We often hear the phrase, “You never get a second change to make a first impression!” Remember, you are marketing yourself to a potential employer, and the first thing the employer sees is your attire; thus, you must make every effort to have the proper dress for the type of job you are seeking.
One of the most important things to understand about dressing for success is to understand the parameters on what and who defines professional dress. Whether or not you agree with what constitutes professional dress, you will always be evaluated and perhaps judged based on how you are dressed. With cover letters, it’s the opening paragraph that lets the employer know that you know what you want. With a resumes or CV, it is a quick scan of your education and accomplishments. With the job interview, it’s how you’re dressed that sets the tone of the interview.
Dressing conservatively and modestly is always the safest route, but you should also try and do a little investigating of your prospective employer so that what you wear to the interview makes you look as though you fit in with the organization. If you overdress (which is rare but can happen) or underdress (the more likely scenario), the potential employer may feel that you don’t care enough about the job.
How do you find out what is the proper dress for a given job/company/industry? You can call the Human Resources office where you are interviewing and simply ask. Or, you could visit the company’s office to retrieve an application or other company information and observe the attire current employees are wearing — though make sure you are not there on a “casual day” and misinterpret the dress code.
Finally, do you need to run out and spend a lot of money on clothes for interviewing? No, but you should make sure you have at least two professional sets of attire. You’ll need more than that, but depending on your current financial condition, two is enough to get started and you can buy more once you have the job or have more financial resources.
Attention to details is crucial, so here are some tips from our workshops for both men and women.
Make sure you have:
- Clean and well shined, dark conservative dress shoes
- Clothing should be comfortable and well fitting
- Well-groomed hairstyle (long hair should be worn up)

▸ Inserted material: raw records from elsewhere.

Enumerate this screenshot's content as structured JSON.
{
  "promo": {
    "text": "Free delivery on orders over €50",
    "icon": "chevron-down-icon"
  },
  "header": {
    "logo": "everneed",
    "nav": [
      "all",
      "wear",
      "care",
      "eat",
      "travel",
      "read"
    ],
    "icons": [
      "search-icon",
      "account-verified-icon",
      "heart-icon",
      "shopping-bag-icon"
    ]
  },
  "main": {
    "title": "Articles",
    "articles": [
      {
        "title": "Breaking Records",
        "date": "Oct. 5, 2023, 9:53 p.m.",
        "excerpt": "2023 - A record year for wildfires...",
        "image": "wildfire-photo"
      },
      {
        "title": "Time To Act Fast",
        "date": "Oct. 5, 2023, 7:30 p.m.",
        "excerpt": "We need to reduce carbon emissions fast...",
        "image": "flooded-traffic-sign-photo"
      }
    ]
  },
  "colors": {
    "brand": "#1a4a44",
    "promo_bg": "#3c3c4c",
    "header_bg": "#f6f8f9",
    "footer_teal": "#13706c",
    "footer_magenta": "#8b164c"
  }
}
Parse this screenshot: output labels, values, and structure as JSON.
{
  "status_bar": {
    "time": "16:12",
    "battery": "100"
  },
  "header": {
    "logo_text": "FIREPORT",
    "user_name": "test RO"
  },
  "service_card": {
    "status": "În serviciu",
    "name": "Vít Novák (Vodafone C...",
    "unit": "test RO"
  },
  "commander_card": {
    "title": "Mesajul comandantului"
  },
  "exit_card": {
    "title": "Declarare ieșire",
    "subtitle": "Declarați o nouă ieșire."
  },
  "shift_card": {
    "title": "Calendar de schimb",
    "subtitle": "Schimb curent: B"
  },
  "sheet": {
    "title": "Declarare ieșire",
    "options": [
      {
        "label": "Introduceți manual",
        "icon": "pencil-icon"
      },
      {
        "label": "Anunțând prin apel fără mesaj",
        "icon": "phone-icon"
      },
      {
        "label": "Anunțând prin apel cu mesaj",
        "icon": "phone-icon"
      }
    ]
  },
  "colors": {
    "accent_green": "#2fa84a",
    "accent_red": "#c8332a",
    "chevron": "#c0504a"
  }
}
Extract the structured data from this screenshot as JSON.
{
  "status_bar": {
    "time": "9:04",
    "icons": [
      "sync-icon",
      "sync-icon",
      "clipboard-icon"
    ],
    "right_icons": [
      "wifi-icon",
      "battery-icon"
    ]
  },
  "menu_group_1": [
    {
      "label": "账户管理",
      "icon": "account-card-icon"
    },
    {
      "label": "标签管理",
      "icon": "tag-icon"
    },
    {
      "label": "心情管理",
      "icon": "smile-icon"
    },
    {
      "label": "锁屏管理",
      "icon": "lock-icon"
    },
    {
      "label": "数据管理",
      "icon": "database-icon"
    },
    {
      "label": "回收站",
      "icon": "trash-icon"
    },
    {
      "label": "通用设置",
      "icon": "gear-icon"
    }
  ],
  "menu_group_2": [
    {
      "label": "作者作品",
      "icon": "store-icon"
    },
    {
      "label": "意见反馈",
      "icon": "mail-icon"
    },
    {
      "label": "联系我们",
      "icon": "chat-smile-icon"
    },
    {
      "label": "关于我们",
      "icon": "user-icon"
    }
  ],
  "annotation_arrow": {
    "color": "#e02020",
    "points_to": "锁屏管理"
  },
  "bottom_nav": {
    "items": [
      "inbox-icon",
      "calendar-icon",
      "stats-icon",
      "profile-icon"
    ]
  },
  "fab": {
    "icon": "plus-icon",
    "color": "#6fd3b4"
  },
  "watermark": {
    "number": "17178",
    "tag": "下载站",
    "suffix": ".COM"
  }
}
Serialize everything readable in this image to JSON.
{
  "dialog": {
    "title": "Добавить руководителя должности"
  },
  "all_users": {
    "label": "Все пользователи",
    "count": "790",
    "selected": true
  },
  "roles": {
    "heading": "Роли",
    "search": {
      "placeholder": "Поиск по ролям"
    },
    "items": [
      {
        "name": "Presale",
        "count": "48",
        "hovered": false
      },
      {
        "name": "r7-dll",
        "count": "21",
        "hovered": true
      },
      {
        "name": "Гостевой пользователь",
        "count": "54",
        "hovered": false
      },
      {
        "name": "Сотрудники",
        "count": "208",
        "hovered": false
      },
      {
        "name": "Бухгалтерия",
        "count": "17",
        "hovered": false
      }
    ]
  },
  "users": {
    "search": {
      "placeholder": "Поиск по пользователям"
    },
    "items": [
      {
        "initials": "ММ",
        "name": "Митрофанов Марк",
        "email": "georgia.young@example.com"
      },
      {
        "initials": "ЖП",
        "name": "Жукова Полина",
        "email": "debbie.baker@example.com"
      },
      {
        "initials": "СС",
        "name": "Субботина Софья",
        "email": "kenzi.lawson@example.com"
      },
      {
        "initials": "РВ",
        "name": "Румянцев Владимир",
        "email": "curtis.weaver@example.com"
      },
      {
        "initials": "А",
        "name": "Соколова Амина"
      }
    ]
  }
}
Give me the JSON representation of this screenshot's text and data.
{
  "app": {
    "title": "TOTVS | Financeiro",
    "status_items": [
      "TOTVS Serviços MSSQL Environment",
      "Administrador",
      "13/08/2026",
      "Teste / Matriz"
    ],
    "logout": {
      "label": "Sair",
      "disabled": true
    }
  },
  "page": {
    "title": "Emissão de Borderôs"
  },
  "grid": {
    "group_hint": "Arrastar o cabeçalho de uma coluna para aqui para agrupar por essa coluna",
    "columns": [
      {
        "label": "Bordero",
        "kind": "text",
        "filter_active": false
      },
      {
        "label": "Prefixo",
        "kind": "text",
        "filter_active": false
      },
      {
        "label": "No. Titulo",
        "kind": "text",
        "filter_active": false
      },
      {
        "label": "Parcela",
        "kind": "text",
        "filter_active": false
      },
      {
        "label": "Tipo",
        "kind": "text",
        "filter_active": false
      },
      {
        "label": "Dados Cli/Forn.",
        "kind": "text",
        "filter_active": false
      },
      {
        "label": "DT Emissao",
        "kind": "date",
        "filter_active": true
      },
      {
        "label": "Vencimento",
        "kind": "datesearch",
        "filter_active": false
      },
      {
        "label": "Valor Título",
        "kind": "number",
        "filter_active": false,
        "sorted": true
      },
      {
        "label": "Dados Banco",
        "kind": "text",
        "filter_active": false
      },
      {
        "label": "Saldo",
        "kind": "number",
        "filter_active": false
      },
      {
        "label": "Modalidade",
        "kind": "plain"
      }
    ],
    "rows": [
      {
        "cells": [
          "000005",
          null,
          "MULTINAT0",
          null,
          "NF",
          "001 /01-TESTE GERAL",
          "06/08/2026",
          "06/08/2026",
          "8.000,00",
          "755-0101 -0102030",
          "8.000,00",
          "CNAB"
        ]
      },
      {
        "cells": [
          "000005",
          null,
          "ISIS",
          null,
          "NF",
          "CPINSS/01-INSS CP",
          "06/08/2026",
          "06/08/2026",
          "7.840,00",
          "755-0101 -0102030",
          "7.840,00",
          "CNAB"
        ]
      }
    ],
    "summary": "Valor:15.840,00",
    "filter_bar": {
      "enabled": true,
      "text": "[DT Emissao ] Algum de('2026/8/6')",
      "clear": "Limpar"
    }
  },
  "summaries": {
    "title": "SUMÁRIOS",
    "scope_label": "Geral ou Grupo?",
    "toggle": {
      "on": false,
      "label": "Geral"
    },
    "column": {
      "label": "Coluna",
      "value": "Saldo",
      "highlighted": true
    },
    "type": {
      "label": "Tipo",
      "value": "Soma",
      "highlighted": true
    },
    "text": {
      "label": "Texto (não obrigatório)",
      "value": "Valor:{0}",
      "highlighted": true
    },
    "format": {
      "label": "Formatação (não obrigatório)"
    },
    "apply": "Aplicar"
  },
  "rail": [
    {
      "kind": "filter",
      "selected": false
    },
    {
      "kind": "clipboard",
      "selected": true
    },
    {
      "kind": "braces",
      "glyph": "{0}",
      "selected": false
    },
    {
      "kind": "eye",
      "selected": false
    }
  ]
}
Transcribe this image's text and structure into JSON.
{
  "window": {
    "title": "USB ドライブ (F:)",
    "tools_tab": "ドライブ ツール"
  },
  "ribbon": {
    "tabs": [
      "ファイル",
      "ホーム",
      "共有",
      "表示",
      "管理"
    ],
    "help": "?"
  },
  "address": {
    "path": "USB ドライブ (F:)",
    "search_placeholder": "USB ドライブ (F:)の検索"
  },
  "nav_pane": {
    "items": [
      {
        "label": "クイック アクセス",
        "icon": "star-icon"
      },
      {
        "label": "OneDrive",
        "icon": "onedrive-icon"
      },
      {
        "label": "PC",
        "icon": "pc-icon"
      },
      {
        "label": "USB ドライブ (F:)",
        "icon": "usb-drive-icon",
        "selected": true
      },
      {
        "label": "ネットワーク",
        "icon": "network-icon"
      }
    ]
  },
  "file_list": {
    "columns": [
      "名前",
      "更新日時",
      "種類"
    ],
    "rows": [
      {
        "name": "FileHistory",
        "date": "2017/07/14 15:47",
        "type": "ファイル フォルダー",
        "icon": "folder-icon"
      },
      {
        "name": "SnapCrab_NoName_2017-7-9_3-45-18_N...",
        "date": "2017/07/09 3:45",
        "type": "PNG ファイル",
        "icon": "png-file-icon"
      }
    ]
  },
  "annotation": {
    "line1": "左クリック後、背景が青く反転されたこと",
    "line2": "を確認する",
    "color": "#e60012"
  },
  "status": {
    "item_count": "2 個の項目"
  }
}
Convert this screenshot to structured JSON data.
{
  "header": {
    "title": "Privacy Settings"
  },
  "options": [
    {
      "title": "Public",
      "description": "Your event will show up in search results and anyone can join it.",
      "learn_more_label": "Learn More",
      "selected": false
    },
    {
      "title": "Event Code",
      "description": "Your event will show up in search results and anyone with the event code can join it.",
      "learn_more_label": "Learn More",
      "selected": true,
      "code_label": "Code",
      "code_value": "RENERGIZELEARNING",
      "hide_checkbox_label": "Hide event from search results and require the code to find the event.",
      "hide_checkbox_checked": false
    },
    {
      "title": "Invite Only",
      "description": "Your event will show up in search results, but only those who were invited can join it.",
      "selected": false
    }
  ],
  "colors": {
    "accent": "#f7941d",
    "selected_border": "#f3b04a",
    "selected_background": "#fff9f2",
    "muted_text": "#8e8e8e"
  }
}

- Facial hair should be trimmed to reflect well groomed appearance
- Cleaned and trimmed fingernails
- Avoid strong cologne or perfume
- No visible body piercing beyond conservative ear piercings for women
- Well-brushed teeth and fresh breath
- Do not have dry lips or display dry skin
- No gum, candy, or other objects in your mouth
- Minimal jewelry and none should make noise or draw attention
- No foul body odor
Finally, check your attire in the rest room just before your interview for a final check of your appearance — to make sure your tie is straight, your hair is combed, etc.